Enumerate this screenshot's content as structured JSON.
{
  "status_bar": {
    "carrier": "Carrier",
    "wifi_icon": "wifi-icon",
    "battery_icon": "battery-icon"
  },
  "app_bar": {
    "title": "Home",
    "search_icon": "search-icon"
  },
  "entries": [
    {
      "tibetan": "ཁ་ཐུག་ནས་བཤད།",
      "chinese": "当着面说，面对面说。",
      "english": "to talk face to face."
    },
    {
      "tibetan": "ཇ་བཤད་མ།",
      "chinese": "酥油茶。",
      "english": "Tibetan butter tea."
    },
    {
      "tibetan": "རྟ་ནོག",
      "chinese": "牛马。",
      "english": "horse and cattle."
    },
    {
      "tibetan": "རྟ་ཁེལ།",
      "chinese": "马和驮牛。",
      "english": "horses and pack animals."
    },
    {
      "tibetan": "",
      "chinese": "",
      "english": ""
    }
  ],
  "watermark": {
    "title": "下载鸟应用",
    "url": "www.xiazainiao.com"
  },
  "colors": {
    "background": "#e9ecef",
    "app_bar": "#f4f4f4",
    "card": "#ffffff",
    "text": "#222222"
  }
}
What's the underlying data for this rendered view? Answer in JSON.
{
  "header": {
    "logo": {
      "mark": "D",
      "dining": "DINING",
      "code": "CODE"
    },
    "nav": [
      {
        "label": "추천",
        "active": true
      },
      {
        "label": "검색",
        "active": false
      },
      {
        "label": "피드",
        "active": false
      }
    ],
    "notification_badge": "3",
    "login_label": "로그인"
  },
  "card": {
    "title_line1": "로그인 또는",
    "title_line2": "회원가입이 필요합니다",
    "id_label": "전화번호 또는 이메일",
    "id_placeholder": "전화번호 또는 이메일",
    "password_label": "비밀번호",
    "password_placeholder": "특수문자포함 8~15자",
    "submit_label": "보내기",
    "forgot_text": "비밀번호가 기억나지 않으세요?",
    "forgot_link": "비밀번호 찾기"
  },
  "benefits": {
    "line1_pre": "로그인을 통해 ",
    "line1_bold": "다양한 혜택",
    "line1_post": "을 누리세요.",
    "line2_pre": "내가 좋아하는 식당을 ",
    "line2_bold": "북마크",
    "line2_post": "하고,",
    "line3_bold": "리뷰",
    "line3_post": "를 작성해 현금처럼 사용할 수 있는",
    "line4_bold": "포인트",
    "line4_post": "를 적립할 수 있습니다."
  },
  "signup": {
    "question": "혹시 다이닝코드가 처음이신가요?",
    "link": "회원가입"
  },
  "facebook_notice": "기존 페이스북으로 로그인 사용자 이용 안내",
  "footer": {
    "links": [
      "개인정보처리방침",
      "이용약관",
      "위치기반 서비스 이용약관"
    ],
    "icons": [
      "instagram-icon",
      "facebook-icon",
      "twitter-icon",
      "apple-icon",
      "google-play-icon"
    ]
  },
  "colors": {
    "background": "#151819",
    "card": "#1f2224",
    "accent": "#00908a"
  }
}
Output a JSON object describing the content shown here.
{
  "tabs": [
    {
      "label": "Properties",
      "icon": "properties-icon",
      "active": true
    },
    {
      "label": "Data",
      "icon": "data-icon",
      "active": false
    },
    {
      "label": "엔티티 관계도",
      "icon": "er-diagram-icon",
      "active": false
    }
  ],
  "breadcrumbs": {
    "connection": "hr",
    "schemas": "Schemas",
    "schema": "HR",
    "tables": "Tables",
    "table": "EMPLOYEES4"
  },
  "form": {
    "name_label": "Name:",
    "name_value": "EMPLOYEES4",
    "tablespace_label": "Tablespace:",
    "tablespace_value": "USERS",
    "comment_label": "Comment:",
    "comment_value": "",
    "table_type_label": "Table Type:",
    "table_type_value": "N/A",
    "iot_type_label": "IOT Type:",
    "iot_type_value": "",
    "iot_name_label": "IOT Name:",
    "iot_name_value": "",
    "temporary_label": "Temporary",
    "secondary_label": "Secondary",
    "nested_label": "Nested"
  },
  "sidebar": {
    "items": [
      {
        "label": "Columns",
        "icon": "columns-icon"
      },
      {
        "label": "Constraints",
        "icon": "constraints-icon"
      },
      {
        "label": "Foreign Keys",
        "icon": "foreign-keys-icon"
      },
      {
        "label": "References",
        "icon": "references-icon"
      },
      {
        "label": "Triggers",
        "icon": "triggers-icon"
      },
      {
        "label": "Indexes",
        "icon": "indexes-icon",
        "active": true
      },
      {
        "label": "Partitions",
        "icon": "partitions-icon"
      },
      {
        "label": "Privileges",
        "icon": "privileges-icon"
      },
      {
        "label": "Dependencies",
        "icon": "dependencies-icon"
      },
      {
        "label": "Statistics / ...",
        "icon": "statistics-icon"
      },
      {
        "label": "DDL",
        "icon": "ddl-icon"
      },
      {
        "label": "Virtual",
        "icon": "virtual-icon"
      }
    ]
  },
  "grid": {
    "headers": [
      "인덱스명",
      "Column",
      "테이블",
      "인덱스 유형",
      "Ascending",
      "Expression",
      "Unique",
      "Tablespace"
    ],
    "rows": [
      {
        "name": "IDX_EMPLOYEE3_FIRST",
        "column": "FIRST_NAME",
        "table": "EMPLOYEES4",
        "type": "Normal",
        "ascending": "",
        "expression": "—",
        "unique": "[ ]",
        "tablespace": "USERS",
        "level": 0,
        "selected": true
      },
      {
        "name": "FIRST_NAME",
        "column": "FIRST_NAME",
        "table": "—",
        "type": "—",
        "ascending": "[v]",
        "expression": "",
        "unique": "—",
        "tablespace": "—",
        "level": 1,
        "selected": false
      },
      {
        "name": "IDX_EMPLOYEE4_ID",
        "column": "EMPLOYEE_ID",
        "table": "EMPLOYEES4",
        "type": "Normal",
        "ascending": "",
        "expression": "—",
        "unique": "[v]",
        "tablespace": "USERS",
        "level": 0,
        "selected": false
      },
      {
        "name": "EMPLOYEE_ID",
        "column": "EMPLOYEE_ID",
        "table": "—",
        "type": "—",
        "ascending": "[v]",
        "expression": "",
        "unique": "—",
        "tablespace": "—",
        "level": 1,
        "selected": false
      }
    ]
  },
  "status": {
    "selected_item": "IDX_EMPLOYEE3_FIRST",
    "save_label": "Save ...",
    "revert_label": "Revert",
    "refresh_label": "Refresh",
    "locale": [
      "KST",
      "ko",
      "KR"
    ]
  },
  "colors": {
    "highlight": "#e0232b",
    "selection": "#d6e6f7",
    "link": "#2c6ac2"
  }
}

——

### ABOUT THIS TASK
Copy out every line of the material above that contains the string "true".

### RESPONSE TO THIS EXERCISE
        "active": true
      "active": true
        "active": true
        "selected": true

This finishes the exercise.